The metropolitan area of BOSTON has long since expanded to fill the shoreline of Massachusetts Bay, and stretches for miles inland as well, with places to visit. However, the seventeenth-century port at its heart is still discernible. The tangled roads (former cow paths) clustered around Boston Common are a reminder of how the nation started out, and the city is enjoyably walkable in scale.

Boston was, until 1755, the biggest city in America; as the one most directly affected by the whims of the British Crown, it was the natural birthplace for the opposition that culminated in the Revolutionary War. Numerous evocative sites from that era are preserved along the downtown Freedom Trail. As the third busiest port in the British Empire (after London and Bristol), Boston stood on a narrow peninsula. What is now Washington Street provided the only access by land, and when the British set off to Lexington in 1775 they embarked in ships from the Common itself. During the nineteenth century, the Charles River marshlands were filled in to create the posh Back Bay residential area. Central Boston is now slightly set back from the water, and until recently, was divided by the unsightly John Fitzgerald Expressway that carried I-93 across downtown. In 2006 the city successfully routed the traffic underground and disposed of this eyesore – a project more than a decade in the making, known as “the Big Dig”.

Echoes of the “Brahmins” of a century ago can be seen in the stately brick enclaves and purple windowpanes of the city’s posher districts. But this is by no means just a city of WASPs: the Irish who began to arrive in large numbers after the Great Famine had produced their first mayor as early as 1885, and the president of the entire nation within a hundred years. The liberal tradition that spawned the Kennedys remains very much alive, fed in part by the presence in the city of more than one hundred universities and colleges, the most famous of which – Harvard University – is actually in the contiguous city of Cambridge, just across the Charles River.

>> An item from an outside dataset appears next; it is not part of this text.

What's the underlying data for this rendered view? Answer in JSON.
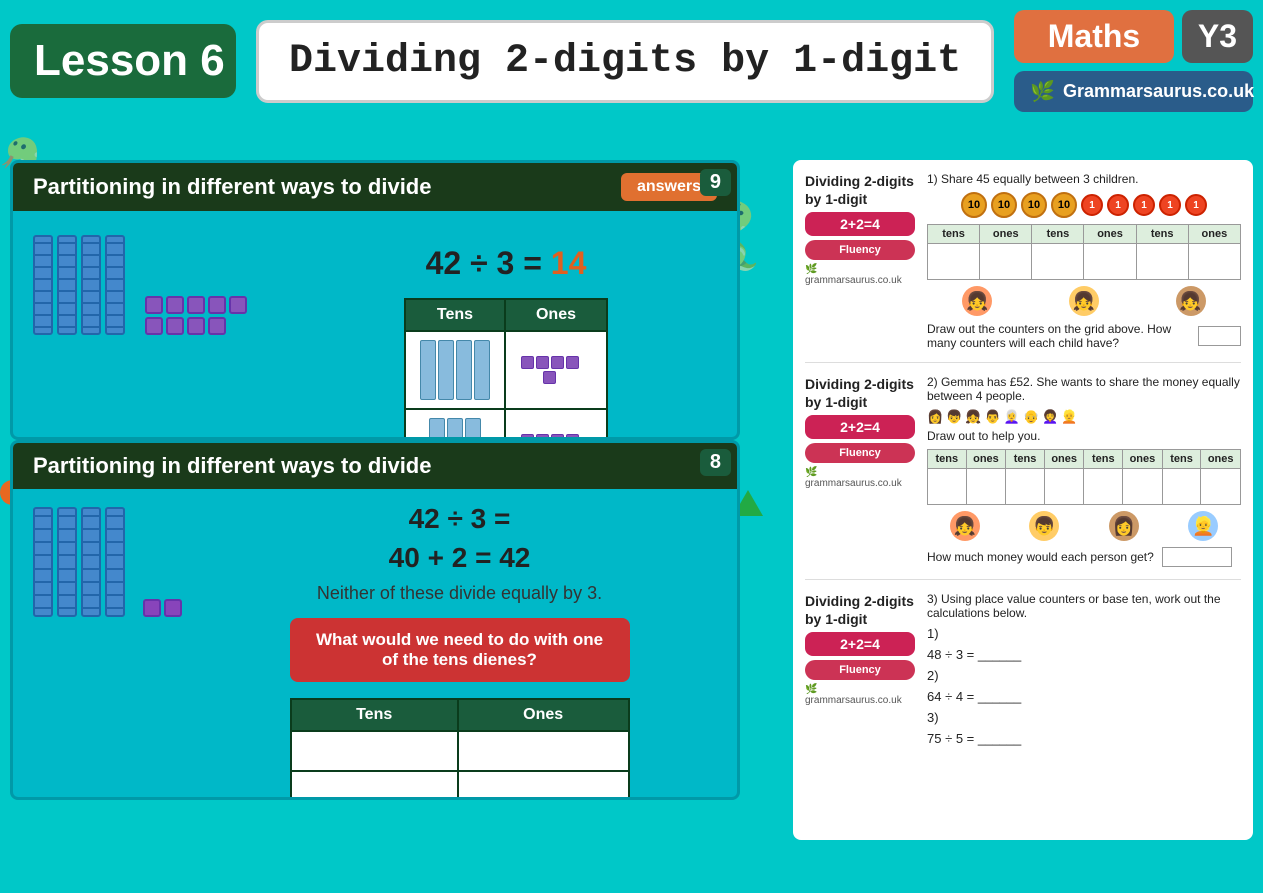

The slump of the Depression seemed to linger in Boston for years – in the 1950s, the population was actually dwindling – but these days the place has a bright, rejuvenated feel. The aesthetic effects of the Big Dig have completely reshaped the city – most notably with the elegant, skyline-boosting Zakim Bridge, the Rose Kennedy Greenway and the beautification of the HarborWalk. With its busy street life, imaginative museums, eminent architecture and palpable history, Boston is one destination in New England there’s no excuse for missing.